The level of straight talk in a Wall Street Journal opinion piece by HHS chief Kathleen Sebelius is breathtaking. Bottom line: Do the critics harping against regulation in the health care market--and attacking Sebelius personally--want to go back to letting insurance companies do what they please?
Here's the lead:
In the last two weeks, my department has been accused of "thuggery"
(this editorial page) and "Soviet tyranny" (Newt Gingrich). What
prompted these accusations? The fact that we told health-insurance
companies that, as required by law, we will review large premium
increases and identify those that are unreasonable.
There's a long history of special interests using similar attacks to
oppose change. In the mid-1960s, for example, some claimed Medicare
would put our country on the path to socialism.
But what is really objectionable about these comments is not who
they're attacking, but what they're defending. These critics seem to
believe that any oversight of the insurance industry is too much, and
that consumers would be better off in a system where they have few
rights or protections.
Over the past decade, Americans have seen what happens when
insurance companies have free rein. The cost of health insurance has
more than doubled, while millions of hard-working Americans lost their

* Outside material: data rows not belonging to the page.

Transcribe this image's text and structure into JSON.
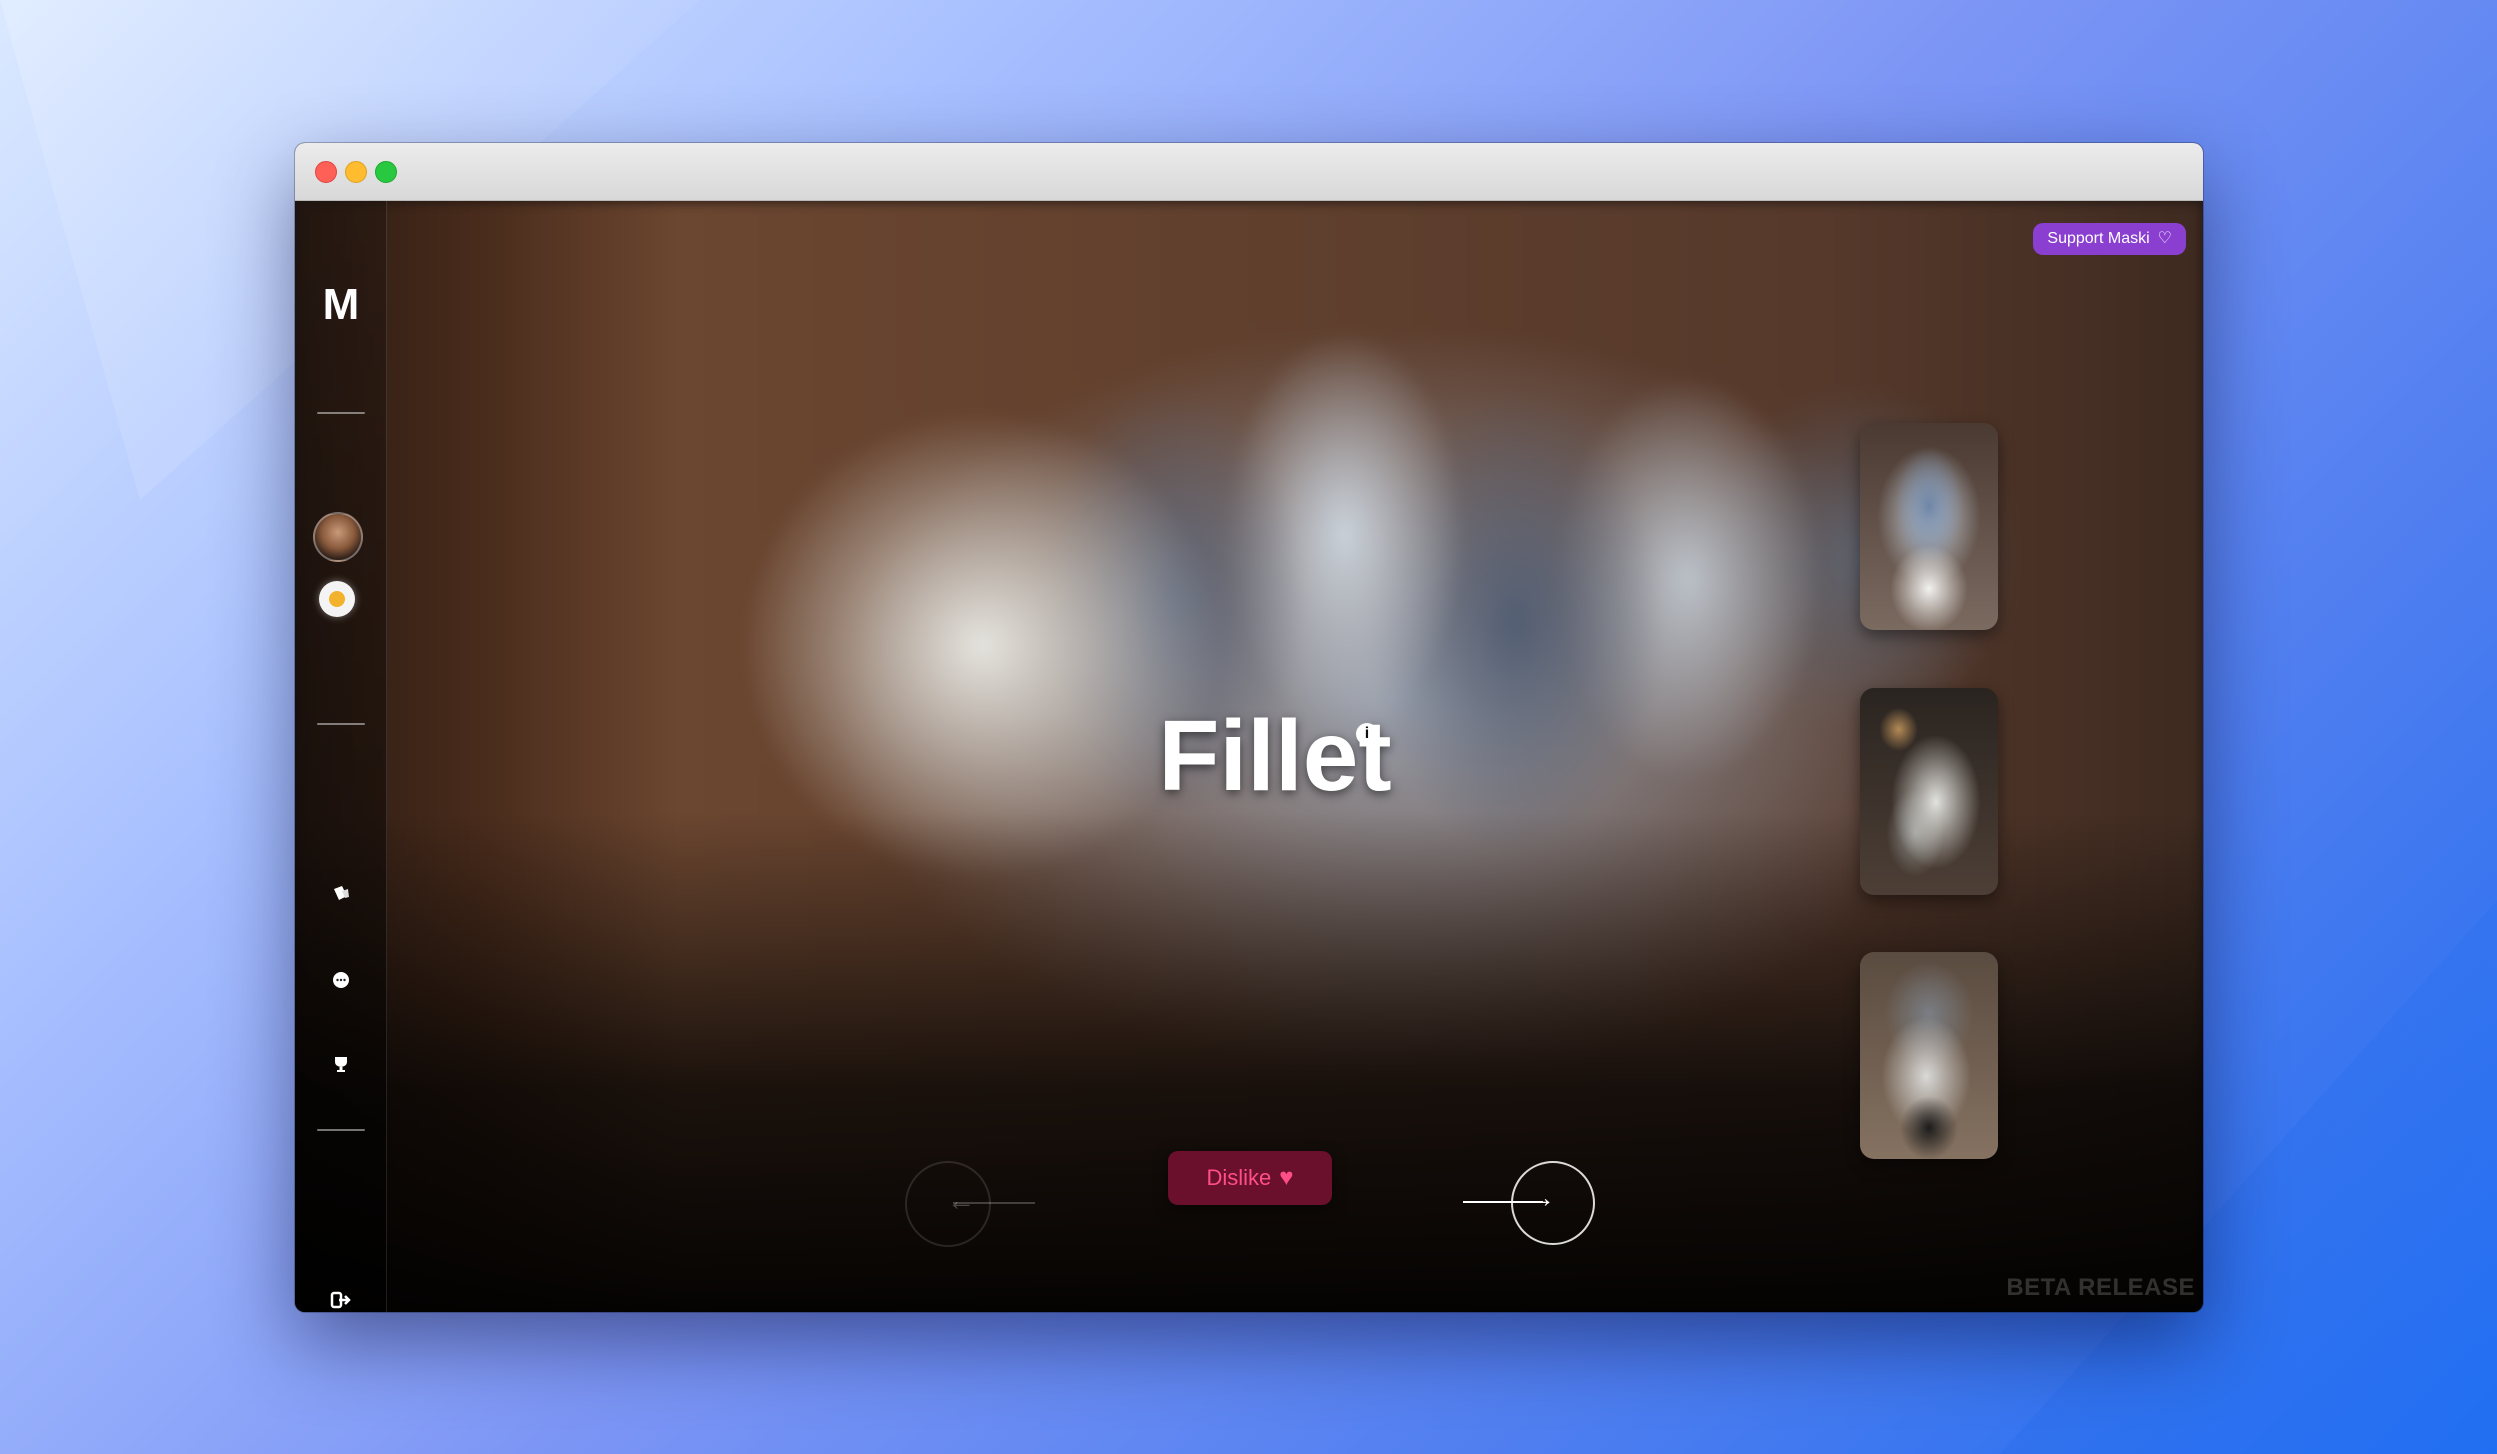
{
  "window": {
    "traffic_lights": [
      "close",
      "minimize",
      "zoom"
    ]
  },
  "app": {
    "logo_text": "M",
    "support_button": {
      "label": "Support Maski",
      "icon": "heart-outline-icon"
    },
    "sidebar": {
      "icons": [
        "avatar",
        "sun-icon",
        "cards-icon",
        "chat-icon",
        "trophy-icon",
        "logout-icon"
      ]
    },
    "dog": {
      "name": "Fillet",
      "info_icon": "i"
    },
    "actions": {
      "dislike_label": "Dislike",
      "dislike_icon": "heart-icon"
    },
    "footer": {
      "badge": "BETA RELEASE"
    }
  },
  "colors": {
    "support_bg": "#8a3fd1",
    "dislike_bg": "#6a0f2c",
    "dislike_text": "#ff4f86"
  }
}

coverage or drained their savings to keep up with premiums.
Employers—big and small—have struggled mightily to absorb these cost
increases and have been losing the fight.
It's a breath of fresh air from this administration--a top official calling out opponents who have offered no alternative and defending the government's right to protect citizens from out-of-control corporate greed. On a personal note--after nearly 20 years of working with Op-Ed authors at a large newspaper, this is the cleanest, most straighforward writing I've ever seen from a high-level bureaucrat.
The health care reform law is weak and flawed, but what regulators can do is make the most of what tools they have. Let's hope Sebelius keeps it up.